◆ Directions ◆
The whole listing that follows, pictures excepted, should be printed again exactly as given.

◆ Dataset entries ◆
>>

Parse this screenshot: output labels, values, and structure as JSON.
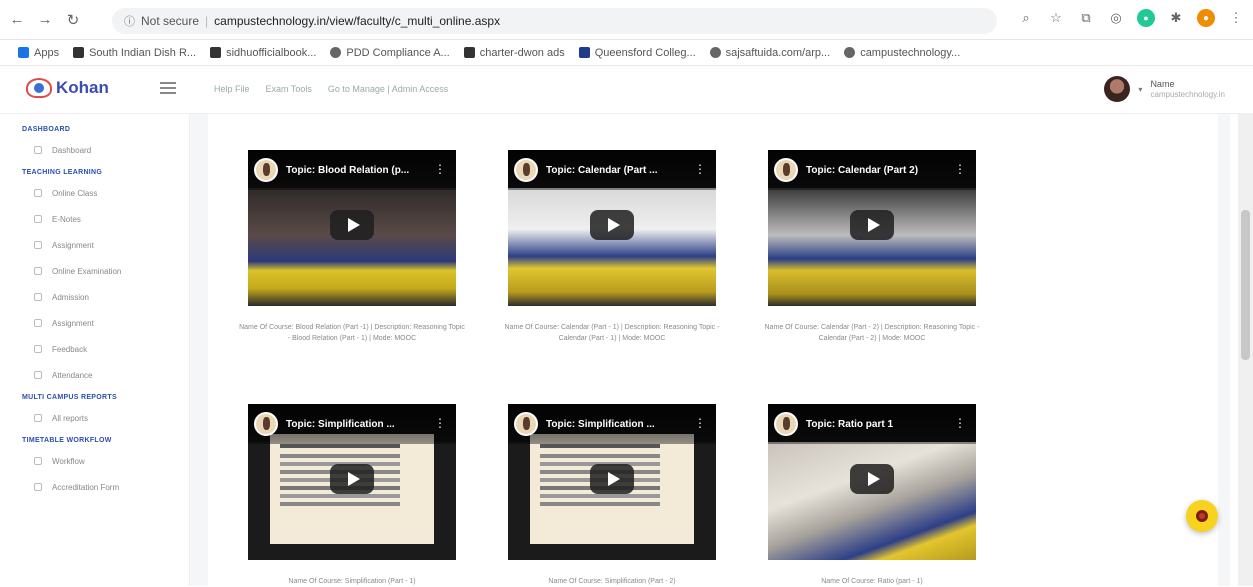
{
  "browser": {
    "security": "Not secure",
    "url": "campustechnology.in/view/faculty/c_multi_online.aspx",
    "bookmarks": [
      {
        "label": "Apps",
        "icon": "apps-grid-icon"
      },
      {
        "label": "South Indian Dish R...",
        "icon": "bookmark-icon"
      },
      {
        "label": "sidhuofficialbook...",
        "icon": "bookmark-icon"
      },
      {
        "label": "PDD Compliance A...",
        "icon": "globe-icon"
      },
      {
        "label": "charter-dwon ads",
        "icon": "bookmark-icon"
      },
      {
        "label": "Queensford Colleg...",
        "icon": "bookmark-icon"
      },
      {
        "label": "sajsaftuida.com/arp...",
        "icon": "globe-icon"
      },
      {
        "label": "campustechnology...",
        "icon": "globe-icon"
      }
    ]
  },
  "app": {
    "logo_text": "Kohan",
    "header_links": [
      "Help File",
      "Exam Tools",
      "Go to Manage | Admin Access"
    ],
    "user_name": "Name",
    "user_role": "campustechnology.in"
  },
  "sidebar": {
    "sections": [
      {
        "title": "DASHBOARD",
        "items": [
          "Dashboard"
        ]
      },
      {
        "title": "TEACHING LEARNING",
        "items": [
          "Online Class",
          "E-Notes",
          "Assignment",
          "Online Examination",
          "Admission",
          "Assignment",
          "Feedback",
          "Attendance"
        ]
      },
      {
        "title": "MULTI CAMPUS REPORTS",
        "items": [
          "All reports"
        ]
      },
      {
        "title": "TIMETABLE WORKFLOW",
        "items": [
          "Workflow",
          "Accreditation Form"
        ]
      }
    ]
  },
  "videos": [
    {
      "title": "Topic: Blood Relation (p...",
      "caption": "Name Of Course: Blood Relation (Part -1) | Description: Reasoning Topic - Blood Relation (Part - 1) | Mode: MOOC",
      "scene": "lab"
    },
    {
      "title": "Topic: Calendar (Part ...",
      "caption": "Name Of Course: Calendar (Part - 1) | Description: Reasoning Topic - Calendar (Part - 1) | Mode: MOOC",
      "scene": "lab2"
    },
    {
      "title": "Topic: Calendar (Part 2)",
      "caption": "Name Of Course: Calendar (Part - 2) | Description: Reasoning Topic - Calendar (Part - 2) | Mode: MOOC",
      "scene": "lab3"
    },
    {
      "title": "Topic: Simplification ...",
      "caption": "Name Of Course: Simplification (Part - 1)",
      "scene": "slide"
    },
    {
      "title": "Topic: Simplification ...",
      "caption": "Name Of Course: Simplification (Part - 2)",
      "scene": "slide"
    },
    {
      "title": "Topic: Ratio part 1",
      "caption": "Name Of Course: Ratio (part - 1)",
      "scene": "photo"
    }
  ]
}
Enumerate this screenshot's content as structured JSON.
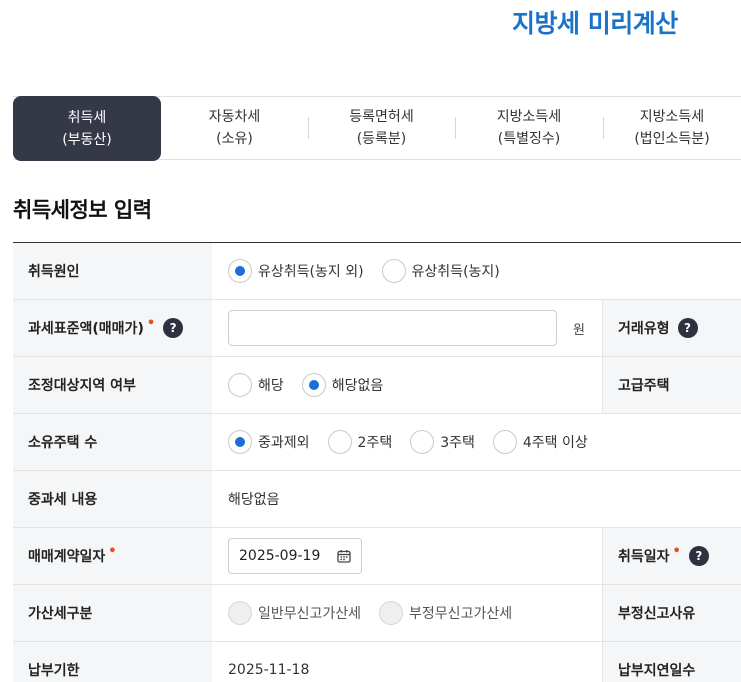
{
  "header": {
    "title": "지방세 미리계산"
  },
  "tabs": [
    {
      "line1": "취득세",
      "line2": "(부동산)",
      "active": true
    },
    {
      "line1": "자동차세",
      "line2": "(소유)",
      "active": false
    },
    {
      "line1": "등록면허세",
      "line2": "(등록분)",
      "active": false
    },
    {
      "line1": "지방소득세",
      "line2": "(특별징수)",
      "active": false
    },
    {
      "line1": "지방소득세",
      "line2": "(법인소득분)",
      "active": false
    }
  ],
  "section": {
    "title": "취득세정보 입력"
  },
  "form": {
    "cause": {
      "label": "취득원인",
      "options": [
        {
          "label": "유상취득(농지 외)",
          "selected": true
        },
        {
          "label": "유상취득(농지)",
          "selected": false
        }
      ]
    },
    "tax_base": {
      "label": "과세표준액(매매가)",
      "help": "?",
      "value": "",
      "unit": "원"
    },
    "deal_type": {
      "label": "거래유형",
      "help": "?"
    },
    "adjusted_area": {
      "label": "조정대상지역 여부",
      "options": [
        {
          "label": "해당",
          "selected": false
        },
        {
          "label": "해당없음",
          "selected": true
        }
      ]
    },
    "luxury_house": {
      "label": "고급주택"
    },
    "house_count": {
      "label": "소유주택 수",
      "options": [
        {
          "label": "중과제외",
          "selected": true
        },
        {
          "label": "2주택",
          "selected": false
        },
        {
          "label": "3주택",
          "selected": false
        },
        {
          "label": "4주택 이상",
          "selected": false
        }
      ]
    },
    "heavy_tax": {
      "label": "중과세 내용",
      "value": "해당없음"
    },
    "contract_date": {
      "label": "매매계약일자",
      "value": "2025-09-19"
    },
    "acquire_date": {
      "label": "취득일자",
      "help": "?"
    },
    "penalty_type": {
      "label": "가산세구분",
      "options": [
        {
          "label": "일반무신고가산세",
          "selected": false
        },
        {
          "label": "부정무신고가산세",
          "selected": false
        }
      ]
    },
    "fraud_reason": {
      "label": "부정신고사유"
    },
    "due_date": {
      "label": "납부기한",
      "value": "2025-11-18"
    },
    "late_days": {
      "label": "납부지연일수"
    }
  },
  "colors": {
    "accent": "#1a73c9",
    "active_tab": "#343847",
    "radio_on": "#1a6fd6",
    "required": "#e8501a"
  }
}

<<

◆ Response below ◆
Parse this screenshot: output labels, values, and structure as JSON.
{
  "browser": {
    "security": "Not secure",
    "url": "campustechnology.in/view/faculty/c_multi_online.aspx",
    "bookmarks": [
      {
        "label": "Apps",
        "icon": "apps-grid-icon"
      },
      {
        "label": "South Indian Dish R...",
        "icon": "bookmark-icon"
      },
      {
        "label": "sidhuofficialbook...",
        "icon": "bookmark-icon"
      },
      {
        "label": "PDD Compliance A...",
        "icon": "globe-icon"
      },
      {
        "label": "charter-dwon ads",
        "icon": "bookmark-icon"
      },
      {
        "label": "Queensford Colleg...",
        "icon": "bookmark-icon"
      },
      {
        "label": "sajsaftuida.com/arp...",
        "icon": "globe-icon"
      },
      {
        "label": "campustechnology...",
        "icon": "globe-icon"
      }
    ]
  },
  "app": {
    "logo_text": "Kohan",
    "header_links": [
      "Help File",
      "Exam Tools",
      "Go to Manage | Admin Access"
    ],
    "user_name": "Name",
    "user_role": "campustechnology.in"
  },
  "sidebar": {
    "sections": [
      {
        "title": "DASHBOARD",
        "items": [
          "Dashboard"
        ]
      },
      {
        "title": "TEACHING LEARNING",
        "items": [
          "Online Class",
          "E-Notes",
          "Assignment",
          "Online Examination",
          "Admission",
          "Assignment",
          "Feedback",
          "Attendance"
        ]
      },
      {
        "title": "MULTI CAMPUS REPORTS",
        "items": [
          "All reports"
        ]
      },
      {
        "title": "TIMETABLE WORKFLOW",
        "items": [
          "Workflow",
          "Accreditation Form"
        ]
      }
    ]
  },
  "videos": [
    {
      "title": "Topic: Blood Relation (p...",
      "caption": "Name Of Course: Blood Relation (Part -1) | Description: Reasoning Topic - Blood Relation (Part - 1) | Mode: MOOC",
      "scene": "lab"
    },
    {
      "title": "Topic: Calendar (Part ...",
      "caption": "Name Of Course: Calendar (Part - 1) | Description: Reasoning Topic - Calendar (Part - 1) | Mode: MOOC",
      "scene": "lab2"
    },
    {
      "title": "Topic: Calendar (Part 2)",
      "caption": "Name Of Course: Calendar (Part - 2) | Description: Reasoning Topic - Calendar (Part - 2) | Mode: MOOC",
      "scene": "lab3"
    },
    {
      "title": "Topic: Simplification ...",
      "caption": "Name Of Course: Simplification (Part - 1)",
      "scene": "slide"
    },
    {
      "title": "Topic: Simplification ...",
      "caption": "Name Of Course: Simplification (Part - 2)",
      "scene": "slide"
    },
    {
      "title": "Topic: Ratio part 1",
      "caption": "Name Of Course: Ratio (part - 1)",
      "scene": "photo"
    }
  ]
}
Enumerate this screenshot's content as structured JSON.
{
  "header": {
    "title": "지방세 미리계산"
  },
  "tabs": [
    {
      "line1": "취득세",
      "line2": "(부동산)",
      "active": true
    },
    {
      "line1": "자동차세",
      "line2": "(소유)",
      "active": false
    },
    {
      "line1": "등록면허세",
      "line2": "(등록분)",
      "active": false
    },
    {
      "line1": "지방소득세",
      "line2": "(특별징수)",
      "active": false
    },
    {
      "line1": "지방소득세",
      "line2": "(법인소득분)",
      "active": false
    }
  ],
  "section": {
    "title": "취득세정보 입력"
  },
  "form": {
    "cause": {
      "label": "취득원인",
      "options": [
        {
          "label": "유상취득(농지 외)",
          "selected": true
        },
        {
          "label": "유상취득(농지)",
          "selected": false
        }
      ]
    },
    "tax_base": {
      "label": "과세표준액(매매가)",
      "help": "?",
      "value": "",
      "unit": "원"
    },
    "deal_type": {
      "label": "거래유형",
      "help": "?"
    },
    "adjusted_area": {
      "label": "조정대상지역 여부",
      "options": [
        {
          "label": "해당",
          "selected": false
        },
        {
          "label": "해당없음",
          "selected": true
        }
      ]
    },
    "luxury_house": {
      "label": "고급주택"
    },
    "house_count": {
      "label": "소유주택 수",
      "options": [
        {
          "label": "중과제외",
          "selected": true
        },
        {
          "label": "2주택",
          "selected": false
        },
        {
          "label": "3주택",
          "selected": false
        },
        {
          "label": "4주택 이상",
          "selected": false
        }
      ]
    },
    "heavy_tax": {
      "label": "중과세 내용",
      "value": "해당없음"
    },
    "contract_date": {
      "label": "매매계약일자",
      "value": "2025-09-19"
    },
    "acquire_date": {
      "label": "취득일자",
      "help": "?"
    },
    "penalty_type": {
      "label": "가산세구분",
      "options": [
        {
          "label": "일반무신고가산세",
          "selected": false
        },
        {
          "label": "부정무신고가산세",
          "selected": false
        }
      ]
    },
    "fraud_reason": {
      "label": "부정신고사유"
    },
    "due_date": {
      "label": "납부기한",
      "value": "2025-11-18"
    },
    "late_days": {
      "label": "납부지연일수"
    }
  },
  "colors": {
    "accent": "#1a73c9",
    "active_tab": "#343847",
    "radio_on": "#1a6fd6",
    "required": "#e8501a"
  }
}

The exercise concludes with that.